But instead of neutralizing with the afterwash component of the two-part system, Will and her colleagues found that a different product worked a little better.
“We knew the brick had been severely cleaned in the past, so it was very absorbent,” Will said. “To be able to neutralize it, we ended up using Light Duty Concrete Cleaner.”
Once all eight stories and all four sides of the exterior were cleaned between 2018 and 2019, the next step was envelope stabilization – another unique restoration challenge for WJE.
“The building had been vacant for over 15 years, but even prior to that, there had been quite a bit of deferred maintenance,” Will said. “A lot of temporary stabilization measures had been put in place just to keep pieces from falling.”
Some of those measures were taken down and rebuilt, including the third-floor gutter and significant strapping that had been installed around corners, balconies and projected areas. Then, they installed anchoring for further stabilization via PROSOCO’s helical Stitch-Ties and Masonry Veneer-Ties to pin the terra cotta and some of the brick, Will added.
Unveiling a new legacy
After three years of renovations, the hospital reopened in 2020 as the Hyatt Place and its extended-stay neighbor, the Hyatt House – together forming the centerpiece of a much larger complex expected to revitalize an entire district.

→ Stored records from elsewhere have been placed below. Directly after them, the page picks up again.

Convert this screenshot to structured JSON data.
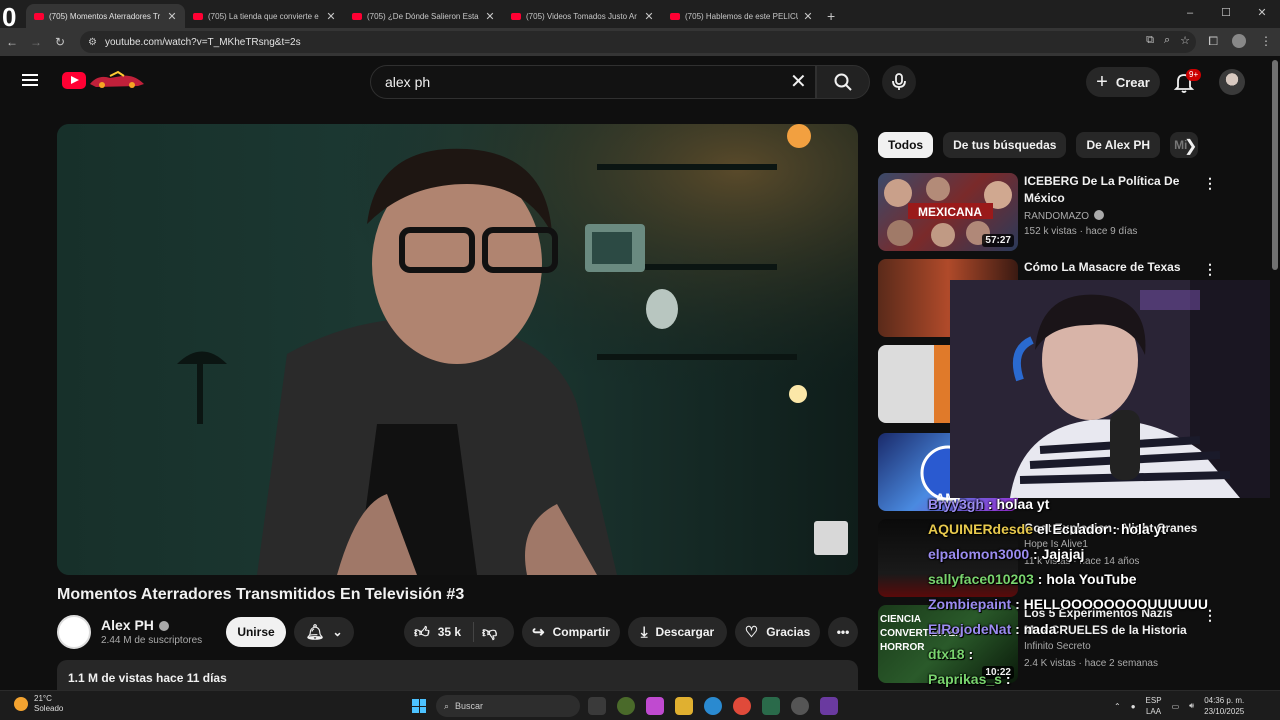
{
  "browser": {
    "profile_glyph": "0",
    "tabs": [
      {
        "title": "(705) Momentos Aterradores Tr"
      },
      {
        "title": "(705) La tienda que convierte e"
      },
      {
        "title": "(705) ¿De Dónde Salieron Esta"
      },
      {
        "title": "(705) Videos Tomados Justo Ar"
      },
      {
        "title": "(705) Hablemos de este PELICU"
      }
    ],
    "tab_close": "✕",
    "new_tab": "+",
    "url": "youtube.com/watch?v=T_MKheTRsng&t=2s",
    "window_controls": [
      "–",
      "☐",
      "✕"
    ]
  },
  "youtube": {
    "search_value": "alex ph",
    "create_label": "Crear",
    "notif_count": "9+",
    "video": {
      "title": "Momentos Aterradores Transmitidos En Televisión #3",
      "channel": "Alex PH",
      "subscribers": "2.44 M de suscriptores",
      "join_label": "Unirse",
      "likes": "35 k",
      "share_label": "Compartir",
      "download_label": "Descargar",
      "thanks_label": "Gracias",
      "stats": "1.1 M de vistas  hace 11 días"
    },
    "chips": [
      {
        "label": "Todos"
      },
      {
        "label": "De tus búsquedas"
      },
      {
        "label": "De Alex PH"
      },
      {
        "label": "Mi"
      }
    ],
    "recommendations": [
      {
        "title": "ICEBERG De La Política De México",
        "channel": "RANDOMAZO",
        "meta": "152 k vistas · hace 9 días",
        "duration": "57:27"
      },
      {
        "title": "Cómo La Masacre de Texas",
        "channel": "",
        "meta": "",
        "duration": ""
      },
      {
        "title": "",
        "channel": "",
        "meta": "",
        "duration": ""
      },
      {
        "title": "",
        "channel": "",
        "meta": "",
        "duration": ""
      },
      {
        "title": "Goat Explosion - Night Cranes",
        "channel": "Hope Is Alive1",
        "meta": "11 k vistas · hace 14 años",
        "duration": ""
      },
      {
        "title": "Los 5 Experimentos Nazis Mas CRUELES de la Historia",
        "channel": "Infinito Secreto",
        "meta": "2.4 K vistas · hace 2 semanas",
        "duration": "10:22"
      }
    ],
    "thumb_text": {
      "iceberg": "MEXICANA",
      "nazi": "CIENCIA CONVERTIDA EN HORROR",
      "amb": "AMI"
    }
  },
  "chat": [
    {
      "user": "Bryy3gh",
      "msg": ": holaa yt"
    },
    {
      "user": "AQUINERdesde",
      "msg": "el Ecuador : hola yt"
    },
    {
      "user": "elpalomon3000",
      "msg": ": Jajajaj"
    },
    {
      "user": "sallyface010203",
      "msg": ": hola YouTube"
    },
    {
      "user": "Zombiepaint",
      "msg": ": HELLOOOOOOOOUUUUUU"
    },
    {
      "user": "ElRojodeNat",
      "msg": ": nada"
    },
    {
      "user": "dtx18",
      "msg": ": "
    },
    {
      "user": "Paprikas_s",
      "msg": ": "
    }
  ],
  "taskbar": {
    "temp": "21°C",
    "weather": "Soleado",
    "search_placeholder": "Buscar",
    "lang_top": "ESP",
    "lang_bottom": "LAA",
    "time": "04:36 p. m.",
    "date": "23/10/2025"
  },
  "colors": {
    "yt_red": "#ff0033",
    "background": "#0f0f0f",
    "chip_bg": "#272727"
  },
  "icons": [
    "menu-icon",
    "youtube-logo",
    "search-icon",
    "close-icon",
    "mic-icon",
    "plus-icon",
    "bell-icon",
    "like-icon",
    "dislike-icon",
    "share-icon",
    "download-icon",
    "thanks-icon",
    "more-icon",
    "kebab-icon",
    "chevron-right-icon"
  ]
}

The spectacle of a local historic landmark being salvaged and retrofitted for a new life undoubtedly held great significance for a public that had been watching this beautiful structure waste away for years, and for Will, that meaning was felt more acutely. A resident of Chicago since 2005 when she started attending the Art Institute of Chicago for a Master of Science in Historic Preservation, Will has watched this structure transform gradually from her train on the blue line into the city each day.
“It’s been vacant the entire time I’ve lived here,” she said. “It’s been this albatross of a building. Having the opportunity to be involved with it and seeing it get a new life is just amazing. Truly from the standpoint of adaptive reuse and façade projects, it’s such a transformation. This building was near death in a lot of ways, and now, it’s not just a hotel, but office workers go to the building every day. Many people can experience this building.”
“I actually live in Oak Park and I take the blue line in, so it was fun to watch the transition from the train, and see that ‘Oh, they’re doing this today.’ They had scaffolding up that was covering most of the façade and it was sort of an unveiling. Everyone had seen it really neglected and in rough shape, and then the layers pulled back as the scaffolding came down. You see one section of the building be cleaned and finished and it felt like it was put together. I’m sure it’ll be a project of a lifetime for me. It’s an honor to know that it will hopefully remain part of Chicago’s history for a very long time.”
Will said it’s been a dream to work on a building that she studied back in grad school.
The building is “one of those you learn about in class, and then to get the opportunity to work on it, it’s more personal,” Will said. “Then you’re part of the story. This was the next chapter in this building’s life, and we’re not going to be the first or last to touch it. Let’s just be part of it.”